The periodic table is a tabular arrangement of the chemical elements, ordered by their atomic number, electron configuration, and recurring chemical properties, whose structure shows periodic trends.
63 chemical elements were known by the middle of the XIX century, and many scientists attempted to come up with some kind of system. In 1869, Dmitri Mendeleev formulated the Periodic Law and published his table of chemical elements, which was the predecessor of the modern periodic table. The first table consisted of 67 elements. In subsequent years, Mendeleev repeatedly modified it and added new elements.
150 years of the periodic table: international symposiums, competitions and the 4th International Conference on the Periodic Table
2019 will be the 150th anniversary of the periodic table and has therefore been proclaimed the “International Year of the Periodic Table of Chemical Elements” (IYPT 2019) by the UN. All around the globe celebrations will take place in 2019. The purpose of IYPT is to enhance the understanding and appreciation of fundamental science among the public. On June 1, IUPAC (International Union of Pure and Applied Chemistry) and UNESCO launched a website devoted to the International Year of the Periodic Table, where you can find an overview of events around the world.
On February 8, the Russian Science Day and Dmitri Mendeleev’s Birthday, Moscow will host the Opening Ceremony for the International Year of the Periodic Table, while on July 26-28, St. Petersburg will host the 4th International Conference on the Periodic Table at ITMO University.
Why St. Petersburg?
It was Mikhail Kurushkin, a lecturer at ITMO’s Research and Educational Center of Chemical Engineering and Biotechnology, who initiated the idea to host the Conference in March 2018 when talking to Eric Scerri, a professor of chemistry at the University of California, Los Angeles.
“I have been studying the periodic table for about ten years. It’s about this time when I first read Eric Scerri’s publications. Eric Scerri is one of the leading scientists in the field of chemistry, a writer and philosopher of science. Last year, I published my first article on the periodic table in the Journal of Chemical Education. I sent this article to Eric Scerri, and we started communicating. In December, he told me about the UN announcing 2019 the International Year of the Periodic Table and we decided to contribute to the celebration of this event”, shares Mikhail Kurushkin.
Only three conferences on the periodic table have been organized so far. The first one was held in 1969 in the Vatican, while the second and the third ones were held in 2003 and in 2012 in Canada and Peru, respectively. It was here, in St. Petersburg, where Dmitri Mendeleev published his first version of the periodic table. That’s why St. Petersburg was chosen as the host city for the Conference, notes Mikhail Kurushkin.
A website of the Conference has already been launched. Among the people who have already joined the event are many Russian and international researchers, e.g. Fabienne Meyers, a member of the IUPAC secretariat and IUPAC Chemistry International journal’s editor. The event has already gained support from Russia’s leading universities. Conference proceedings will be published by Oxford University Press.

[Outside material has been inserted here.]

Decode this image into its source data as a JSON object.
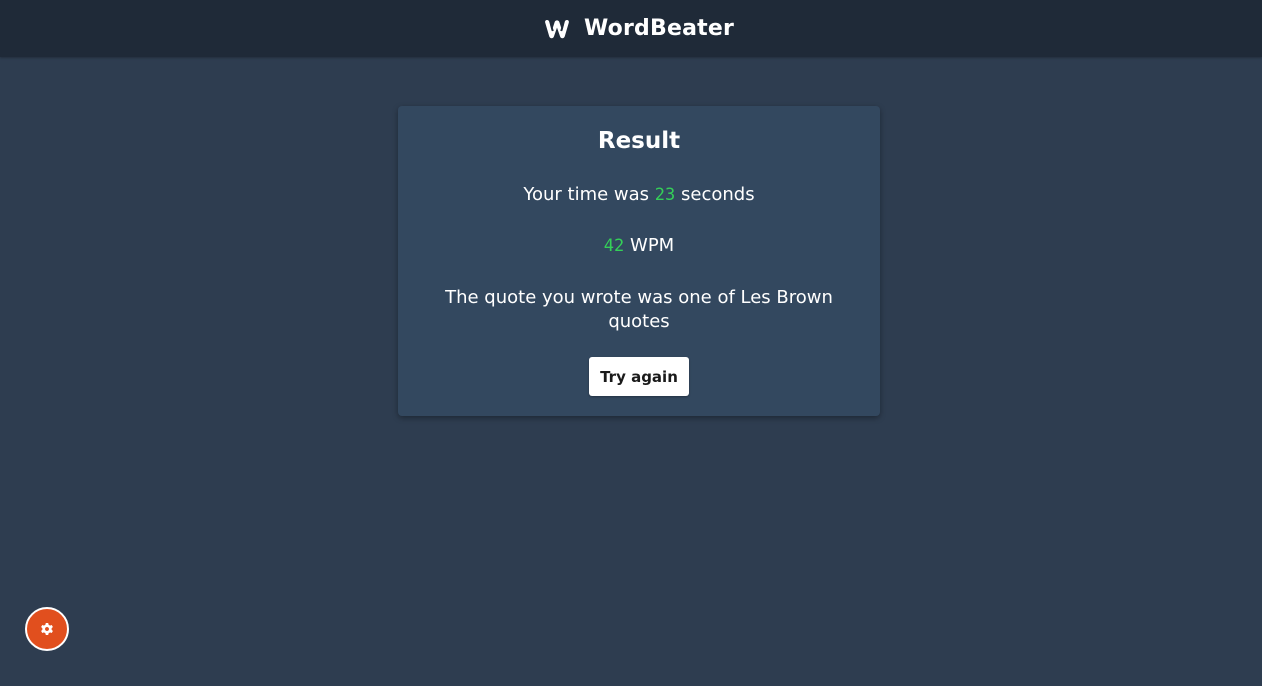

Key topics and speakers
The Conference will be held for three days. Among the speakers are both scientists and specialists working in the field of chemistry.
“The periodic table is an icon of science, not just chemistry. That’s why we decided to invite speakers from various fields and countries. There will be scientists from the US and Italy, and from other Russian cities”, says Mikhail Kurushkin.
Among the scientists who received invitations to speak at the Conference will be Yuri Oganessian, a Soviet and Russian nuclear physicist, a researcher at the Flerov Laboratory of Nuclear Reactions at the Joint Institute for Nuclear Research and the only currently living person with a chemical element named after him, George Whitesides, a prolific author with the highest Hirsch index of all living chemists, and Jean-Marie Lehn, a Nobel Prize winner in chemistry.
“Does the periodic table have an end? There is no unambiguous opinion about it yet, but there are many theories. This is a very interesting question, which is still relevant today. Besides, scientists still argue about the very concept of the table”, commented Mikhail Kurushkin.
During the three days, ITMO University will host various exhibitions, workshops and poster sessions. The winners will get an opportunity to receive Eric Scerri’s books and presents from the Conference’s partners.
“We’re going to invite some speakers, who have never presented their research in Russia before. I’m proud that this event will take place at ITMO University”, says Mr. Kurushkin.